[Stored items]
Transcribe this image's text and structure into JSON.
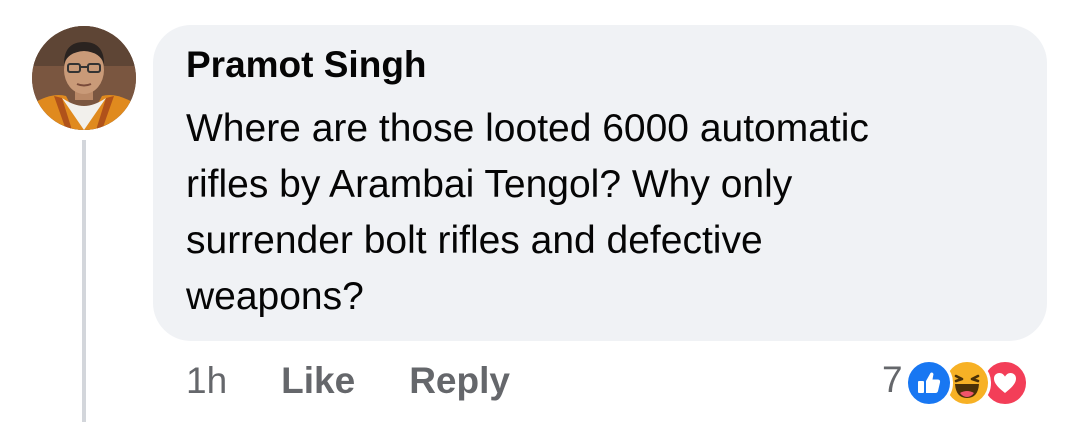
{
  "comment": {
    "author": "Pramot Singh",
    "text_lines": [
      "Where are those looted 6000 automatic",
      "rifles by Arambai Tengol? Why only",
      "surrender bolt rifles and defective",
      "weapons?"
    ],
    "time": "1h",
    "like_label": "Like",
    "reply_label": "Reply",
    "reaction_count": "7",
    "reactions": [
      "like-icon",
      "haha-icon",
      "love-icon"
    ]
  },
  "colors": {
    "bubble": "#f0f2f5",
    "text": "#050505",
    "muted": "#65676b",
    "like_blue": "#1877f2",
    "haha_yellow": "#f7b125",
    "love_red": "#f33e58"
  }
}
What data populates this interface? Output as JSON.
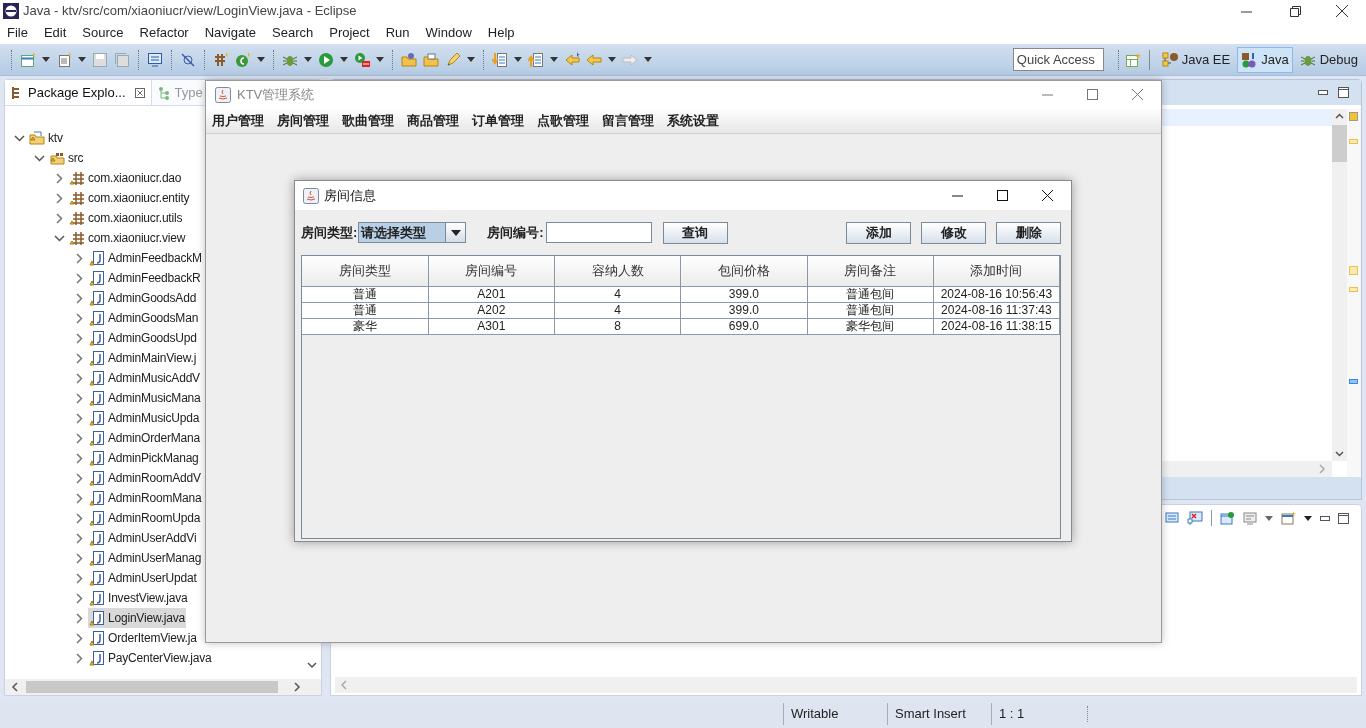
{
  "window": {
    "title": "Java - ktv/src/com/xiaoniucr/view/LoginView.java - Eclipse"
  },
  "menu": [
    "File",
    "Edit",
    "Source",
    "Refactor",
    "Navigate",
    "Search",
    "Project",
    "Run",
    "Window",
    "Help"
  ],
  "quick_access": {
    "placeholder": "Quick Access"
  },
  "perspectives": [
    {
      "label": "Java EE",
      "selected": false
    },
    {
      "label": "Java",
      "selected": true
    },
    {
      "label": "Debug",
      "selected": false
    }
  ],
  "view_tabs": [
    {
      "label": "Package Explo...",
      "selected": true
    },
    {
      "label": "Type",
      "selected": false
    }
  ],
  "tree": [
    {
      "label": "ktv",
      "kind": "project",
      "expanded": true,
      "selected": false,
      "children": [
        {
          "label": "src",
          "kind": "folder",
          "expanded": true,
          "selected": false,
          "children": [
            {
              "label": "com.xiaoniucr.dao",
              "kind": "package",
              "expanded": false,
              "selected": false
            },
            {
              "label": "com.xiaoniucr.entity",
              "kind": "package",
              "expanded": false,
              "selected": false
            },
            {
              "label": "com.xiaoniucr.utils",
              "kind": "package",
              "expanded": false,
              "selected": false
            },
            {
              "label": "com.xiaoniucr.view",
              "kind": "package",
              "expanded": true,
              "selected": false,
              "children": [
                {
                  "label": "AdminFeedbackM",
                  "kind": "file",
                  "expanded": false,
                  "selected": false
                },
                {
                  "label": "AdminFeedbackR",
                  "kind": "file",
                  "expanded": false,
                  "selected": false
                },
                {
                  "label": "AdminGoodsAdd",
                  "kind": "file",
                  "expanded": false,
                  "selected": false
                },
                {
                  "label": "AdminGoodsMan",
                  "kind": "file",
                  "expanded": false,
                  "selected": false
                },
                {
                  "label": "AdminGoodsUpd",
                  "kind": "file",
                  "expanded": false,
                  "selected": false
                },
                {
                  "label": "AdminMainView.j",
                  "kind": "file",
                  "expanded": false,
                  "selected": false
                },
                {
                  "label": "AdminMusicAddV",
                  "kind": "file",
                  "expanded": false,
                  "selected": false
                },
                {
                  "label": "AdminMusicMana",
                  "kind": "file",
                  "expanded": false,
                  "selected": false
                },
                {
                  "label": "AdminMusicUpda",
                  "kind": "file",
                  "expanded": false,
                  "selected": false
                },
                {
                  "label": "AdminOrderMana",
                  "kind": "file",
                  "expanded": false,
                  "selected": false
                },
                {
                  "label": "AdminPickManag",
                  "kind": "file",
                  "expanded": false,
                  "selected": false
                },
                {
                  "label": "AdminRoomAddV",
                  "kind": "file",
                  "expanded": false,
                  "selected": false
                },
                {
                  "label": "AdminRoomMana",
                  "kind": "file",
                  "expanded": false,
                  "selected": false
                },
                {
                  "label": "AdminRoomUpda",
                  "kind": "file",
                  "expanded": false,
                  "selected": false
                },
                {
                  "label": "AdminUserAddVi",
                  "kind": "file",
                  "expanded": false,
                  "selected": false
                },
                {
                  "label": "AdminUserManag",
                  "kind": "file",
                  "expanded": false,
                  "selected": false
                },
                {
                  "label": "AdminUserUpdat",
                  "kind": "file",
                  "expanded": false,
                  "selected": false
                },
                {
                  "label": "InvestView.java",
                  "kind": "file",
                  "expanded": false,
                  "selected": false
                },
                {
                  "label": "LoginView.java",
                  "kind": "file",
                  "expanded": false,
                  "selected": true
                },
                {
                  "label": "OrderItemView.ja",
                  "kind": "file",
                  "expanded": false,
                  "selected": false
                },
                {
                  "label": "PayCenterView.java",
                  "kind": "file",
                  "expanded": false,
                  "selected": false
                }
              ]
            }
          ]
        }
      ]
    }
  ],
  "status_bar": [
    "Writable",
    "Smart Insert",
    "1 : 1"
  ],
  "app_window": {
    "title": "KTV管理系统",
    "menu": [
      "用户管理",
      "房间管理",
      "歌曲管理",
      "商品管理",
      "订单管理",
      "点歌管理",
      "留言管理",
      "系统设置"
    ]
  },
  "dialog": {
    "title": "房间信息",
    "type_label": "房间类型:",
    "type_value": "请选择类型",
    "number_label": "房间编号:",
    "search_button": "查询",
    "actions": [
      "添加",
      "修改",
      "删除"
    ],
    "table": {
      "columns": [
        "房间类型",
        "房间编号",
        "容纳人数",
        "包间价格",
        "房间备注",
        "添加时间"
      ],
      "rows": [
        [
          "普通",
          "A201",
          "4",
          "399.0",
          "普通包间",
          "2024-08-16 10:56:43"
        ],
        [
          "普通",
          "A202",
          "4",
          "399.0",
          "普通包间",
          "2024-08-16 11:37:43"
        ],
        [
          "豪华",
          "A301",
          "8",
          "699.0",
          "豪华包间",
          "2024-08-16 11:38:15"
        ]
      ]
    }
  }
}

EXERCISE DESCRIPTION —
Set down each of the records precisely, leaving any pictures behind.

SOLVED PROBLEM —
Transcribe this image's text and structure into JSON.
{
  "comment": {
    "author": "Pramot Singh",
    "text_lines": [
      "Where are those looted 6000 automatic",
      "rifles by Arambai Tengol? Why only",
      "surrender bolt rifles and defective",
      "weapons?"
    ],
    "time": "1h",
    "like_label": "Like",
    "reply_label": "Reply",
    "reaction_count": "7",
    "reactions": [
      "like-icon",
      "haha-icon",
      "love-icon"
    ]
  },
  "colors": {
    "bubble": "#f0f2f5",
    "text": "#050505",
    "muted": "#65676b",
    "like_blue": "#1877f2",
    "haha_yellow": "#f7b125",
    "love_red": "#f33e58"
  }
}
What data populates this interface? Output as JSON.
{
  "window": {
    "title": "Java - ktv/src/com/xiaoniucr/view/LoginView.java - Eclipse"
  },
  "menu": [
    "File",
    "Edit",
    "Source",
    "Refactor",
    "Navigate",
    "Search",
    "Project",
    "Run",
    "Window",
    "Help"
  ],
  "quick_access": {
    "placeholder": "Quick Access"
  },
  "perspectives": [
    {
      "label": "Java EE",
      "selected": false
    },
    {
      "label": "Java",
      "selected": true
    },
    {
      "label": "Debug",
      "selected": false
    }
  ],
  "view_tabs": [
    {
      "label": "Package Explo...",
      "selected": true
    },
    {
      "label": "Type",
      "selected": false
    }
  ],
  "tree": [
    {
      "label": "ktv",
      "kind": "project",
      "expanded": true,
      "selected": false,
      "children": [
        {
          "label": "src",
          "kind": "folder",
          "expanded": true,
          "selected": false,
          "children": [
            {
              "label": "com.xiaoniucr.dao",
              "kind": "package",
              "expanded": false,
              "selected": false
            },
            {
              "label": "com.xiaoniucr.entity",
              "kind": "package",
              "expanded": false,
              "selected": false
            },
            {
              "label": "com.xiaoniucr.utils",
              "kind": "package",
              "expanded": false,
              "selected": false
            },
            {
              "label": "com.xiaoniucr.view",
              "kind": "package",
              "expanded": true,
              "selected": false,
              "children": [
                {
                  "label": "AdminFeedbackM",
                  "kind": "file",
                  "expanded": false,
                  "selected": false
                },
                {
                  "label": "AdminFeedbackR",
                  "kind": "file",
                  "expanded": false,
                  "selected": false
                },
                {
                  "label": "AdminGoodsAdd",
                  "kind": "file",
                  "expanded": false,
                  "selected": false
                },
                {
                  "label": "AdminGoodsMan",
                  "kind": "file",
                  "expanded": false,
                  "selected": false
                },
                {
                  "label": "AdminGoodsUpd",
                  "kind": "file",
                  "expanded": false,
                  "selected": false
                },
                {
                  "label": "AdminMainView.j",
                  "kind": "file",
                  "expanded": false,
                  "selected": false
                },
                {
                  "label": "AdminMusicAddV",
                  "kind": "file",
                  "expanded": false,
                  "selected": false
                },
                {
                  "label": "AdminMusicMana",
                  "kind": "file",
                  "expanded": false,
                  "selected": false
                },
                {
                  "label": "AdminMusicUpda",
                  "kind": "file",
                  "expanded": false,
                  "selected": false
                },
                {
                  "label": "AdminOrderMana",
                  "kind": "file",
                  "expanded": false,
                  "selected": false
                },
                {
                  "label": "AdminPickManag",
                  "kind": "file",
                  "expanded": false,
                  "selected": false
                },
                {
                  "label": "AdminRoomAddV",
                  "kind": "file",
                  "expanded": false,
                  "selected": false
                },
                {
                  "label": "AdminRoomMana",
                  "kind": "file",
                  "expanded": false,
                  "selected": false
                },
                {
                  "label": "AdminRoomUpda",
                  "kind": "file",
                  "expanded": false,
                  "selected": false
                },
                {
                  "label": "AdminUserAddVi",
                  "kind": "file",
                  "expanded": false,
                  "selected": false
                },
                {
                  "label": "AdminUserManag",
                  "kind": "file",
                  "expanded": false,
                  "selected": false
                },
                {
                  "label": "AdminUserUpdat",
                  "kind": "file",
                  "expanded": false,
                  "selected": false
                },
                {
                  "label": "InvestView.java",
                  "kind": "file",
                  "expanded": false,
                  "selected": false
                },
                {
                  "label": "LoginView.java",
                  "kind": "file",
                  "expanded": false,
                  "selected": true
                },
                {
                  "label": "OrderItemView.ja",
                  "kind": "file",
                  "expanded": false,
                  "selected": false
                },
                {
                  "label": "PayCenterView.java",
                  "kind": "file",
                  "expanded": false,
                  "selected": false
                }
              ]
            }
          ]
        }
      ]
    }
  ],
  "status_bar": [
    "Writable",
    "Smart Insert",
    "1 : 1"
  ],
  "app_window": {
    "title": "KTV管理系统",
    "menu": [
      "用户管理",
      "房间管理",
      "歌曲管理",
      "商品管理",
      "订单管理",
      "点歌管理",
      "留言管理",
      "系统设置"
    ]
  },
  "dialog": {
    "title": "房间信息",
    "type_label": "房间类型:",
    "type_value": "请选择类型",
    "number_label": "房间编号:",
    "search_button": "查询",
    "actions": [
      "添加",
      "修改",
      "删除"
    ],
    "table": {
      "columns": [
        "房间类型",
        "房间编号",
        "容纳人数",
        "包间价格",
        "房间备注",
        "添加时间"
      ],
      "rows": [
        [
          "普通",
          "A201",
          "4",
          "399.0",
          "普通包间",
          "2024-08-16 10:56:43"
        ],
        [
          "普通",
          "A202",
          "4",
          "399.0",
          "普通包间",
          "2024-08-16 11:37:43"
        ],
        [
          "豪华",
          "A301",
          "8",
          "699.0",
          "豪华包间",
          "2024-08-16 11:38:15"
        ]
      ]
    }
  }
}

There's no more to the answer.